TASK OBJECTIVE:
Each record should be reproduced exactly.
§
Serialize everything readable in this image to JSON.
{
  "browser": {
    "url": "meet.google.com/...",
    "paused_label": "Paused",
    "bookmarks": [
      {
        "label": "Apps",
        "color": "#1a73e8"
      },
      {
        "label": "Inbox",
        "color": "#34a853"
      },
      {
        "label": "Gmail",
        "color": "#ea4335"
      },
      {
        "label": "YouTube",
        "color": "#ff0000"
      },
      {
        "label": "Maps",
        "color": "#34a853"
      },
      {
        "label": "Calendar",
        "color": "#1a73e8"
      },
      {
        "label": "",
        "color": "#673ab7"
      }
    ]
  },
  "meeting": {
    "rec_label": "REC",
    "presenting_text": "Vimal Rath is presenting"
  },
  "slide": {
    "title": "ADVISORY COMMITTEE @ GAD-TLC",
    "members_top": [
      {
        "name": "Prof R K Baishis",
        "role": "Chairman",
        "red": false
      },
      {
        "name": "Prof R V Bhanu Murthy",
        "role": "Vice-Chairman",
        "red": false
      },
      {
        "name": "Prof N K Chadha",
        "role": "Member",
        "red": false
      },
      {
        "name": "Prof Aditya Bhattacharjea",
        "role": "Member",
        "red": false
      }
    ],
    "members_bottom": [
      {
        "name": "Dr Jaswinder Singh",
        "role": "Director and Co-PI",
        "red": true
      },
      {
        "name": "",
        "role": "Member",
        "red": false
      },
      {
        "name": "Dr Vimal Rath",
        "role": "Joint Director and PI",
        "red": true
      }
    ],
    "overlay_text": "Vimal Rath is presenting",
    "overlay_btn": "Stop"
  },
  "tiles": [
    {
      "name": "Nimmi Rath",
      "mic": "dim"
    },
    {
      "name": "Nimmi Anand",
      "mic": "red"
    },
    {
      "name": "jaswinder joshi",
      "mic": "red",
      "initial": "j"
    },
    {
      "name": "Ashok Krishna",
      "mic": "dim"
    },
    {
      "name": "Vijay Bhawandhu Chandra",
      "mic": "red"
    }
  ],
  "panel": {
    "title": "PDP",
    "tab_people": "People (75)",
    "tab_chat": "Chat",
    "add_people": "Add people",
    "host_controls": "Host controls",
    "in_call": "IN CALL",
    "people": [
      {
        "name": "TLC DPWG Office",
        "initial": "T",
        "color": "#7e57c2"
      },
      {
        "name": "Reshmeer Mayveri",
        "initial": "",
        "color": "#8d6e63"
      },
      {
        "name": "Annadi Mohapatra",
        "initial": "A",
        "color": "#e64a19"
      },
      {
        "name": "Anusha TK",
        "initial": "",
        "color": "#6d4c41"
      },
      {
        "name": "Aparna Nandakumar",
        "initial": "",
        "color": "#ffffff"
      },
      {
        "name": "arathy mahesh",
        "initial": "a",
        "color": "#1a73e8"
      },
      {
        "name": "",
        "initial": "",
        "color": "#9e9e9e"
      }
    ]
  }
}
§
FINISHED TASK:
Serialize everything readable in this image to JSON.
{
  "browser": {
    "url": "meet.google.com/...",
    "paused_label": "Paused",
    "bookmarks": [
      {
        "label": "Apps",
        "color": "#1a73e8"
      },
      {
        "label": "Inbox",
        "color": "#34a853"
      },
      {
        "label": "Gmail",
        "color": "#ea4335"
      },
      {
        "label": "YouTube",
        "color": "#ff0000"
      },
      {
        "label": "Maps",
        "color": "#34a853"
      },
      {
        "label": "Calendar",
        "color": "#1a73e8"
      },
      {
        "label": "",
        "color": "#673ab7"
      }
    ]
  },
  "meeting": {
    "rec_label": "REC",
    "presenting_text": "Vimal Rath is presenting"
  },
  "slide": {
    "title": "ADVISORY COMMITTEE @ GAD-TLC",
    "members_top": [
      {
        "name": "Prof R K Baishis",
        "role": "Chairman",
        "red": false
      },
      {
        "name": "Prof R V Bhanu Murthy",
        "role": "Vice-Chairman",
        "red": false
      },
      {
        "name": "Prof N K Chadha",
        "role": "Member",
        "red": false
      },
      {
        "name": "Prof Aditya Bhattacharjea",
        "role": "Member",
        "red": false
      }
    ],
    "members_bottom": [
      {
        "name": "Dr Jaswinder Singh",
        "role": "Director and Co-PI",
        "red": true
      },
      {
        "name": "",
        "role": "Member",
        "red": false
      },
      {
        "name": "Dr Vimal Rath",
        "role": "Joint Director and PI",
        "red": true
      }
    ],
    "overlay_text": "Vimal Rath is presenting",
    "overlay_btn": "Stop"
  },
  "tiles": [
    {
      "name": "Nimmi Rath",
      "mic": "dim"
    },
    {
      "name": "Nimmi Anand",
      "mic": "red"
    },
    {
      "name": "jaswinder joshi",
      "mic": "red",
      "initial": "j"
    },
    {
      "name": "Ashok Krishna",
      "mic": "dim"
    },
    {
      "name": "Vijay Bhawandhu Chandra",
      "mic": "red"
    }
  ],
  "panel": {
    "title": "PDP",
    "tab_people": "People (75)",
    "tab_chat": "Chat",
    "add_people": "Add people",
    "host_controls": "Host controls",
    "in_call": "IN CALL",
    "people": [
      {
        "name": "TLC DPWG Office",
        "initial": "T",
        "color": "#7e57c2"
      },
      {
        "name": "Reshmeer Mayveri",
        "initial": "",
        "color": "#8d6e63"
      },
      {
        "name": "Annadi Mohapatra",
        "initial": "A",
        "color": "#e64a19"
      },
      {
        "name": "Anusha TK",
        "initial": "",
        "color": "#6d4c41"
      },
      {
        "name": "Aparna Nandakumar",
        "initial": "",
        "color": "#ffffff"
      },
      {
        "name": "arathy mahesh",
        "initial": "a",
        "color": "#1a73e8"
      },
      {
        "name": "",
        "initial": "",
        "color": "#9e9e9e"
      }
    ]
  }
}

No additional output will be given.